Current federal rules bar self-driving cars without human controls on U.S. roads and automakers think proposed state rules in California are too restrictive.
1st major U.S. legislation
The measure, the first significant federal legislation aimed at speeding self-driving cars to market, would require automakers to submit safety assessment reports to regulators, but would not require pre-market approval of advanced vehicle technologies.
The House of Representatives will take up the bill when it reconvenes in September, while senators plan to introduce a separate similar measure.
"Our aim was to develop a regulatory structure that allows for industry to safely innovate with significant government oversight," said Rep. Greg Walden, who chairs the House energy and commerce committee.
Initially, authors proposed to allow automakers and others to sell up to 100,000 vehicles immediately. Rep. Frank Pallone said the phase-in period was essential so "millions of exempted cars will not hit our roads all at once."
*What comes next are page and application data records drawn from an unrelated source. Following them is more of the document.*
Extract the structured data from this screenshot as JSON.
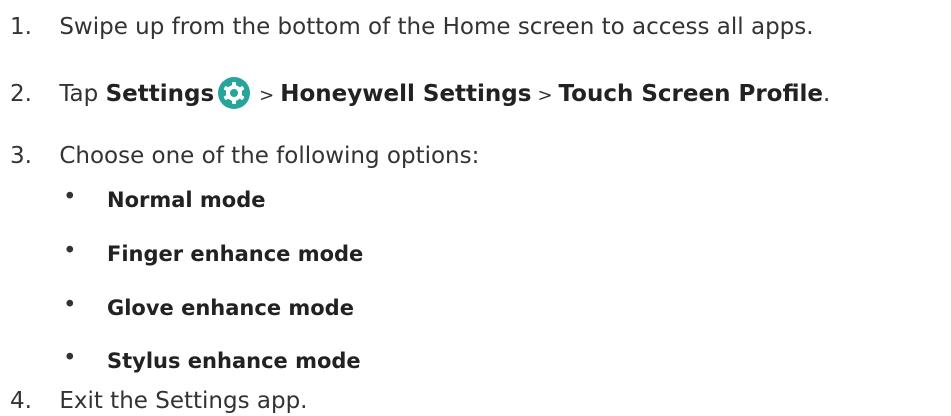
{
  "steps": [
    {
      "num": "1.",
      "text": "Swipe up from the bottom of the Home screen to access all apps."
    },
    {
      "num": "2.",
      "prefix": "Tap ",
      "settings": "Settings",
      "sep1": ">",
      "honeywell": "Honeywell Settings",
      "sep2": ">",
      "profile": "Touch Screen Profile",
      "end": "."
    },
    {
      "num": "3.",
      "text": "Choose one of the following options:"
    },
    {
      "num": "4.",
      "text": "Exit the Settings app."
    }
  ],
  "options": [
    {
      "bullet": "•",
      "label": "Normal mode"
    },
    {
      "bullet": "•",
      "label": "Finger enhance mode"
    },
    {
      "bullet": "•",
      "label": "Glove enhance mode"
    },
    {
      "bullet": "•",
      "label": "Stylus enhance mode"
    }
  ],
  "colors": {
    "settings_icon": "#26a69a"
  },
  "icons": {
    "settings": "gear-icon"
  }
}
Manufacturers must demonstrate self-driving cars winning exemptions are at least as safe as existing vehicles.
Under the House proposal, states could still set rules on registration, licensing, liability, insurance and safety inspections, but could not set self-driving car performance standards.
Automakers praised committee passage, while Consumer Watchdog privacy director John Simpson said preempting state laws "leaves us at the mercy of manufacturers as they use our public highways as their private laboratories."
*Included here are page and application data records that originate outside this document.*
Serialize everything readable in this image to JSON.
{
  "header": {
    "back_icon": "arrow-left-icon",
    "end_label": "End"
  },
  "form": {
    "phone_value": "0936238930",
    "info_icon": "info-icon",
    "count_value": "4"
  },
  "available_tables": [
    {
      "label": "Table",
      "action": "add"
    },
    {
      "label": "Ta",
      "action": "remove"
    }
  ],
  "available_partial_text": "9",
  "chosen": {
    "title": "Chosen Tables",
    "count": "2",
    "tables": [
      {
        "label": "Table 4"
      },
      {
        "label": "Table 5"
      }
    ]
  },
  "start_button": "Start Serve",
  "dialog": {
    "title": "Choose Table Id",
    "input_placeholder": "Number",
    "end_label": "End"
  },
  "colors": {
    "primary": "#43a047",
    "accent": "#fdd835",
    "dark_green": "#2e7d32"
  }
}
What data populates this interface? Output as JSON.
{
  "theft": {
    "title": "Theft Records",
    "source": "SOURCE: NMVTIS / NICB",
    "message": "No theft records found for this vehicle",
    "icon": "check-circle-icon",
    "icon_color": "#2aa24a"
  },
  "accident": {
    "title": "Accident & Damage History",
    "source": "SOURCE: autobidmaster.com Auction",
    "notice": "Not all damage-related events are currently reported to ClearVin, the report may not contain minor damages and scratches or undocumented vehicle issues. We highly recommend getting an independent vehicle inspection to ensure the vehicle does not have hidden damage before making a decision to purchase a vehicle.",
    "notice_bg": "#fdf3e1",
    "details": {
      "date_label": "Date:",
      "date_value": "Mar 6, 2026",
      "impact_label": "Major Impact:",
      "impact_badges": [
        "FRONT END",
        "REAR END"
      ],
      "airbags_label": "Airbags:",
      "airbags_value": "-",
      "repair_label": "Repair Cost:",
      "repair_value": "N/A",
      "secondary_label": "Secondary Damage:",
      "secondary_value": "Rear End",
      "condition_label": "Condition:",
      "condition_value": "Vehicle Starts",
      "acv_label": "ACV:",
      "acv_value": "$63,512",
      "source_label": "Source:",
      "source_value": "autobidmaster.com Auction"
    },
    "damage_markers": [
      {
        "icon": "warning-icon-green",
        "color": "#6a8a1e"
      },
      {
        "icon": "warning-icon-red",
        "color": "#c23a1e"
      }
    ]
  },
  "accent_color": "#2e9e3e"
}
General Motors Co., Alphabet Inc., Tesla Inc., Volkswagen AG and others have been lobbying for legislation to speed deployment of self-driving cars. Consumer advocates want more changes, including giving the National Highway Traffic Safety Administration quicker access to crash data and more funding to oversee self-driving cars.
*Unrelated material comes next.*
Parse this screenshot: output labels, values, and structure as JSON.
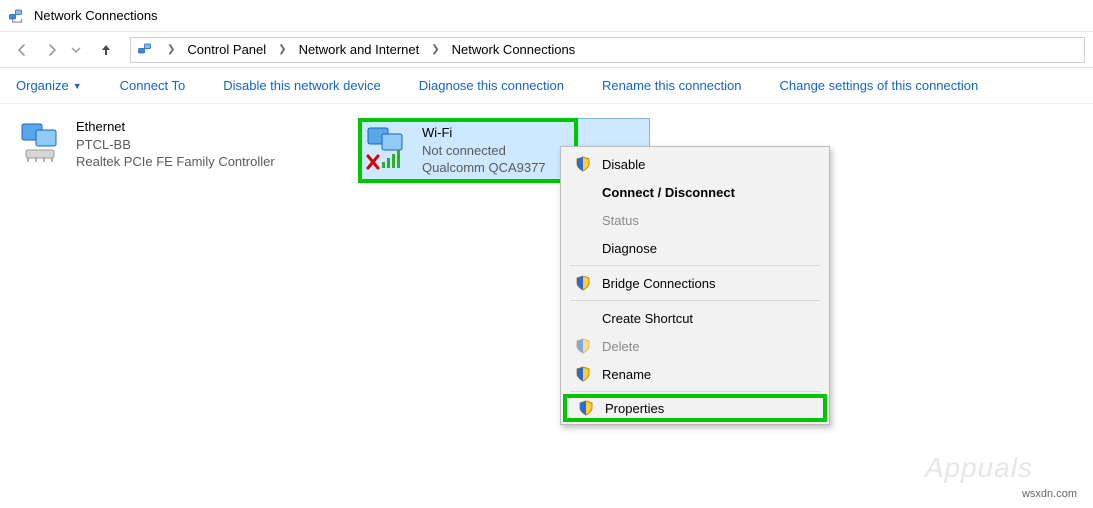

The issue has taken on new importance since U.S. road deaths rose 7.7 per cent in 2015, the highest annual jump since 1966.
Automakers say that without changes in regulations, U.S. self-driving car testing could move to Europe and elsewhere.